-- Dataset records follows --
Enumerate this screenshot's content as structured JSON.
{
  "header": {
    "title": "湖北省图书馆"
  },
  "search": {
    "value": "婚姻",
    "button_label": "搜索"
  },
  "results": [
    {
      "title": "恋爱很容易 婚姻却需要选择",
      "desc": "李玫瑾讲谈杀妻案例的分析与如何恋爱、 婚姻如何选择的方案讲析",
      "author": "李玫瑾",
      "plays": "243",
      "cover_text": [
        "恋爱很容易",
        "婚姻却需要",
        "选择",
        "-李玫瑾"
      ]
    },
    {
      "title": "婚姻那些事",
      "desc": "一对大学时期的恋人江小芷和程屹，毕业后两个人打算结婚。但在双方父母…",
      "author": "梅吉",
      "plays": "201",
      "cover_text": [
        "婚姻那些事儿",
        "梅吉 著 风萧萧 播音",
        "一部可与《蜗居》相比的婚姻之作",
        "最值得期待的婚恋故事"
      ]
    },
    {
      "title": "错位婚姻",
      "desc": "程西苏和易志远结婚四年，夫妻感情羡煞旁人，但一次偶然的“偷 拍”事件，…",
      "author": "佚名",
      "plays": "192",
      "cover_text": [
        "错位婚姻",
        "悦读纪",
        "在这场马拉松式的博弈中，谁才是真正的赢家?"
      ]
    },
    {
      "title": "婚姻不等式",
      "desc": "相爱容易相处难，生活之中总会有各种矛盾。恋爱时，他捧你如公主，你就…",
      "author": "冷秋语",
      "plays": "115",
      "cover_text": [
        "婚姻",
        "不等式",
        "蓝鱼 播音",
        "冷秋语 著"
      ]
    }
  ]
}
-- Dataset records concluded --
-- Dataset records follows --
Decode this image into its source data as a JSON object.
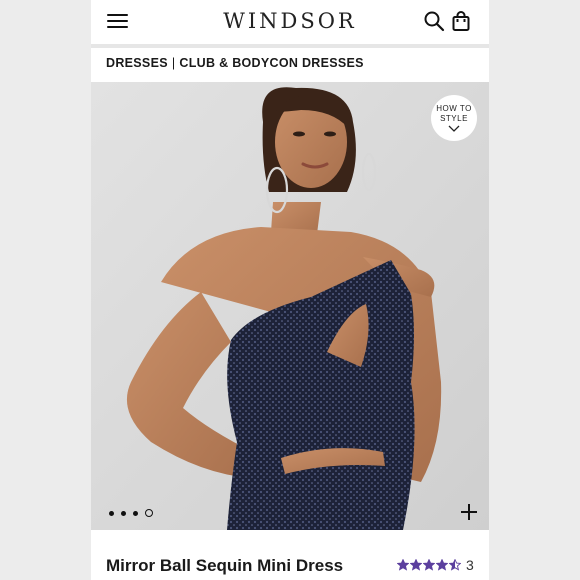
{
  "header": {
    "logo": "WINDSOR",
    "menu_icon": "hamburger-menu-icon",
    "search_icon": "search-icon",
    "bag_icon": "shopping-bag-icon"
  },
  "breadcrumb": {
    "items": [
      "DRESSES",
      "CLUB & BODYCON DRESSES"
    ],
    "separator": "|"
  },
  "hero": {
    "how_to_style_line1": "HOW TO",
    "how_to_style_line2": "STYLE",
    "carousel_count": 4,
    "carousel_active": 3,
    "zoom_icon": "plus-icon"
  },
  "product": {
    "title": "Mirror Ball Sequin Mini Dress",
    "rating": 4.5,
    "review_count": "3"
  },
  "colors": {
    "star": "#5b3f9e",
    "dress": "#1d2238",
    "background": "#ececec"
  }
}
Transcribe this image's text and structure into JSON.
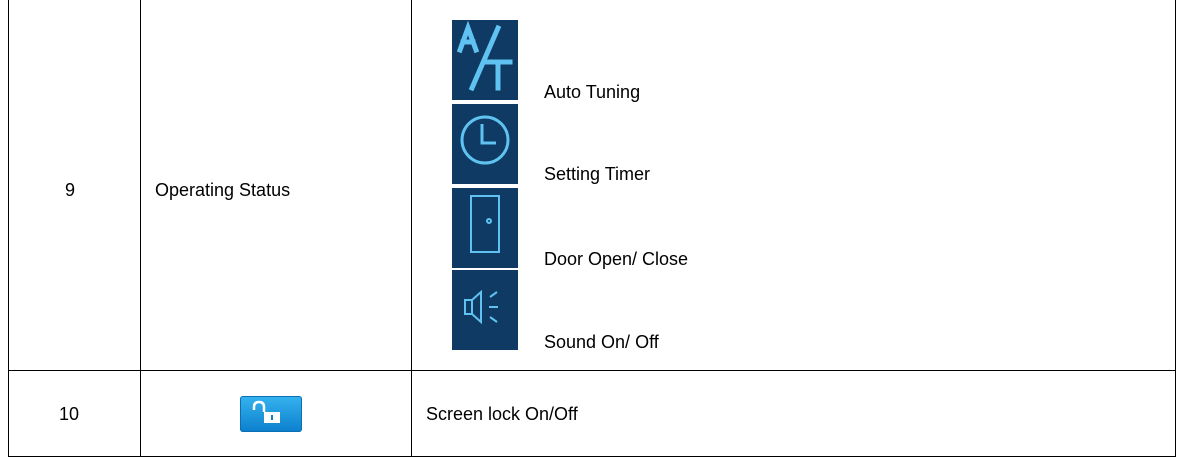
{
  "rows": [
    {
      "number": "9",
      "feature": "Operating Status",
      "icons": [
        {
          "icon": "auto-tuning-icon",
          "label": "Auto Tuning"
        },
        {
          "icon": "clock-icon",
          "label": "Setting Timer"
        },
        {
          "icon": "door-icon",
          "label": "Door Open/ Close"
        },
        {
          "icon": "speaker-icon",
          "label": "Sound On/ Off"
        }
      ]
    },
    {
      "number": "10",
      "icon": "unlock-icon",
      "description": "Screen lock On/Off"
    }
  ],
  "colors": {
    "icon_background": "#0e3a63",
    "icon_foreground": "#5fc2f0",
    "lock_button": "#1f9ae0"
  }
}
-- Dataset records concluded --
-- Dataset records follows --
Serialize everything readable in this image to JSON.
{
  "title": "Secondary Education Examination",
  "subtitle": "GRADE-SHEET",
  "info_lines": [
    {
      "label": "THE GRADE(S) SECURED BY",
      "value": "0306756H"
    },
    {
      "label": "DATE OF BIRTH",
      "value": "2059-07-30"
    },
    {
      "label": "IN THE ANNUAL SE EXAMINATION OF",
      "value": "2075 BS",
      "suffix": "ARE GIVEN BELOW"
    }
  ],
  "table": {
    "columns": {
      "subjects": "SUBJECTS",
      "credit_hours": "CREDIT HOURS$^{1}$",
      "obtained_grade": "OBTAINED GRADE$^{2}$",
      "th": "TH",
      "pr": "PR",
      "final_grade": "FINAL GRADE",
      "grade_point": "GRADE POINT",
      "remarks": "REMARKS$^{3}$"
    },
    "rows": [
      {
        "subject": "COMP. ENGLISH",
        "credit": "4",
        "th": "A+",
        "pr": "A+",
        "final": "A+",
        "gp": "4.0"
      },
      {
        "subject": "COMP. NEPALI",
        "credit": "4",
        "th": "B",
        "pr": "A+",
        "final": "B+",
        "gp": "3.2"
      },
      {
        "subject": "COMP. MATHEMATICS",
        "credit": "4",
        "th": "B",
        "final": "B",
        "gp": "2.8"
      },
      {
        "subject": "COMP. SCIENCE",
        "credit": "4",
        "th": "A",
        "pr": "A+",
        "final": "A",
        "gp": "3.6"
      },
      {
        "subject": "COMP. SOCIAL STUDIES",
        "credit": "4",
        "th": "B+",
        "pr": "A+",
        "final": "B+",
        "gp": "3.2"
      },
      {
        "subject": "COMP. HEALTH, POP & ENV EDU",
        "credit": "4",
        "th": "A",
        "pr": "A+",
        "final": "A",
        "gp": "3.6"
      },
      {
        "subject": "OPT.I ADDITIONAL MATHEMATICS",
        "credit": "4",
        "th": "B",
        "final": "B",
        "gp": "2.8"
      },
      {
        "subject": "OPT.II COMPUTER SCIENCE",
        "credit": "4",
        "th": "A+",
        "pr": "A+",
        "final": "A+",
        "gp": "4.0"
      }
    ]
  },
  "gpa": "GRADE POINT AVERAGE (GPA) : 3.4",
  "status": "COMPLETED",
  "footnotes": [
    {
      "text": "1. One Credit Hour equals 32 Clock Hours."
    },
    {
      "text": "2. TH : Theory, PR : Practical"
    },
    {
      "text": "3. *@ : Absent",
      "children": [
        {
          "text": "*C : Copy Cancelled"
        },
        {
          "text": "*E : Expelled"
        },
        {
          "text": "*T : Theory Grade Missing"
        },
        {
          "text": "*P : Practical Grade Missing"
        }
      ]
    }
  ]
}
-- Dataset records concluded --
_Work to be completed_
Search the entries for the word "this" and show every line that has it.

_Output of the task_
Enumerate this screenshot's content as structured JSON.
Decode this image into its source data as a JSON object.
Transcribe this image's text and structure into JSON.
Serialize everything readable in this image to JSON.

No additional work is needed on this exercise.